Los Angeles based female musicians Gayle Day, Miria (singer), Gilli Moon and Toni Koch, in partnership with Warrior Girl Music, SheJay, and Adventure Art Entertainment, produced the first women's music festival in Los Angeles. Inspired by Lilith Fair and held at Woodley Park, home of WorldFest (LA), Los Angeles' largest Earth Day festival, the Los Angeles Women's Music Festival was an eco-music-fest featuring over 65 bands on 5 solar-powered stages, offering vegan, vegetarian and organic refreshments, and featuring pet adoptions, and was attended by over 2500 people. The Los Angeles Women's Music Festival also donated a percentage of proceeds to Los Angeles animal rescue groups. The festival was started in 2007 as an annual festival but was on hiatus during 2008 and was scheduled to return in 2009, although the latter event never materialized. As of 2015, it is on indefinite hiatus due to financial challenges.[5][6][7][8]

Some of the performers at the festival included:

Historic music venues[edit]

Within the city proper[edit]

Within the megacity[edit]

See also[edit]

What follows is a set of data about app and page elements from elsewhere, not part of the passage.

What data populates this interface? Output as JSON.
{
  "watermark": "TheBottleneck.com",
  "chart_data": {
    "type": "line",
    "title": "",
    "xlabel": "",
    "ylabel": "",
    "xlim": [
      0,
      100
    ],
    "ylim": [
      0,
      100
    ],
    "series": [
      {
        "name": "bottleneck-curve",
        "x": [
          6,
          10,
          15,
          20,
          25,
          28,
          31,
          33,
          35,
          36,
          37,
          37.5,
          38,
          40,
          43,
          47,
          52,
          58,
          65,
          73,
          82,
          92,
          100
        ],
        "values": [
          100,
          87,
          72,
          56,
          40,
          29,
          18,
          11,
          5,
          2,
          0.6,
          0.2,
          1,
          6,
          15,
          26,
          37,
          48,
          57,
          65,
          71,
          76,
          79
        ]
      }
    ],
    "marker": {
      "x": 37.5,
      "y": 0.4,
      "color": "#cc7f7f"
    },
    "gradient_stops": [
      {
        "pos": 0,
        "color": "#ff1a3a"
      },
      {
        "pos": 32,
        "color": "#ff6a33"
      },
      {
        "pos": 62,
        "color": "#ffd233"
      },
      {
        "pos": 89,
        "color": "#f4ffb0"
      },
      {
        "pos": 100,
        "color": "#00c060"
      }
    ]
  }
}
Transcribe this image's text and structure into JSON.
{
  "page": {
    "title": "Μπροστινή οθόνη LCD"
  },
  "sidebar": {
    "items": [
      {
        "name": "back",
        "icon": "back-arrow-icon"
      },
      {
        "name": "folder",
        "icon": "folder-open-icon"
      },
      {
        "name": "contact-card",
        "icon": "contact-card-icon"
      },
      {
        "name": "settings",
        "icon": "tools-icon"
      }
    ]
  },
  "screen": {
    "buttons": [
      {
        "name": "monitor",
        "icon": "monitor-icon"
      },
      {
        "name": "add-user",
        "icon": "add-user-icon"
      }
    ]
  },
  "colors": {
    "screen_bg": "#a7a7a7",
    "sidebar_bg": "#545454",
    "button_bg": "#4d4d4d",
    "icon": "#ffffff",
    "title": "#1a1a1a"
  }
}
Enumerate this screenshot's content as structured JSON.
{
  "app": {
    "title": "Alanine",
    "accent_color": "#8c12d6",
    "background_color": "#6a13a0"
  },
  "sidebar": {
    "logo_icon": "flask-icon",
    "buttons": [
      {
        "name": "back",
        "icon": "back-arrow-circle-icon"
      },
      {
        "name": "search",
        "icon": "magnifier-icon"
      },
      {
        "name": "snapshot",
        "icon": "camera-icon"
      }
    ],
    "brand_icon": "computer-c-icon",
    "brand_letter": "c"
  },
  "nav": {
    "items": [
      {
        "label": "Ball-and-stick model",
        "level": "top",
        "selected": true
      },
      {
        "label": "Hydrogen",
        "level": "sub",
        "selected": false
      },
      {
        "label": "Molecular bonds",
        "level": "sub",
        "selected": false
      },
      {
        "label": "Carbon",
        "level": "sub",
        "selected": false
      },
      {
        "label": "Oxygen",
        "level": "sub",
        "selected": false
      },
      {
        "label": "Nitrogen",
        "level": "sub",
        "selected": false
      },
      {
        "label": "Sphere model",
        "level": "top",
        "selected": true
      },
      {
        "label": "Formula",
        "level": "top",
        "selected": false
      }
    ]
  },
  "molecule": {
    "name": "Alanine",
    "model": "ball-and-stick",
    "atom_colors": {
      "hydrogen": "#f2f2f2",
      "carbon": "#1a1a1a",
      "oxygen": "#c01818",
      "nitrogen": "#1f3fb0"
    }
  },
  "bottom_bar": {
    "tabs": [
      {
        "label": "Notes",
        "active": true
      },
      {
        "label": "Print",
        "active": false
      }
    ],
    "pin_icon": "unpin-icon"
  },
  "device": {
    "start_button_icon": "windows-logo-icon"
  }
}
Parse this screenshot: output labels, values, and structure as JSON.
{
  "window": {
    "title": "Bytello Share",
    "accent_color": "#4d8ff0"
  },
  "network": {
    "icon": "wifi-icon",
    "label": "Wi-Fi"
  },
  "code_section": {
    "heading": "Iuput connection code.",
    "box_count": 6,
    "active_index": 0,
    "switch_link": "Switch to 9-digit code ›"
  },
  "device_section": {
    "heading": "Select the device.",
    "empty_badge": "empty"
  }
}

  1. ^ "Ritchie – the Pioneer of Rock & Roll, He is American and Spanish". EF News International. December 16, 2011. Archived from the original on February 6, 2012.
  2. ^ John, Zeiss (September 11, 2007). "Earlimart: Steering Silver Lake's ship". Prefix Magazine. Retrieved December 22, 2008.
  3. ^ Dicks, Brett Leigh (September 28, 2006). "The Watson Twins Display their Southern Manners". Faster Louder. Archived from the original on October 26, 2014. Retrieved December 22, 2008.
  4. ^ {{cite web}}: Missing or empty |title= (help)
  5. ^ Los Angeles Women's Music Festival official website: About Archived May 17, 2008, at the Wayback Machine
  6. ^ MySpace: Los Angeles Women's Music Festival Newsletter - Vol. 1 Issue 1 - March 8, 2008
  7. ^ Yahoo! Upcoming Events 2007 Archived July 18, 2012, at
  8. ^ "Los Angeles Women's Music Festival". 2015. Retrieved July 2, 2017.
  9. ^ Los Angeles Music Center Retrieved on September 9, 2008

Further reading[edit]

  • Swed, Mark (1989). Celebrating Twenty Five years 1964–1989. Los Angeles: Music Center of Los Angeles County. OCLC 25427375.

External links[edit]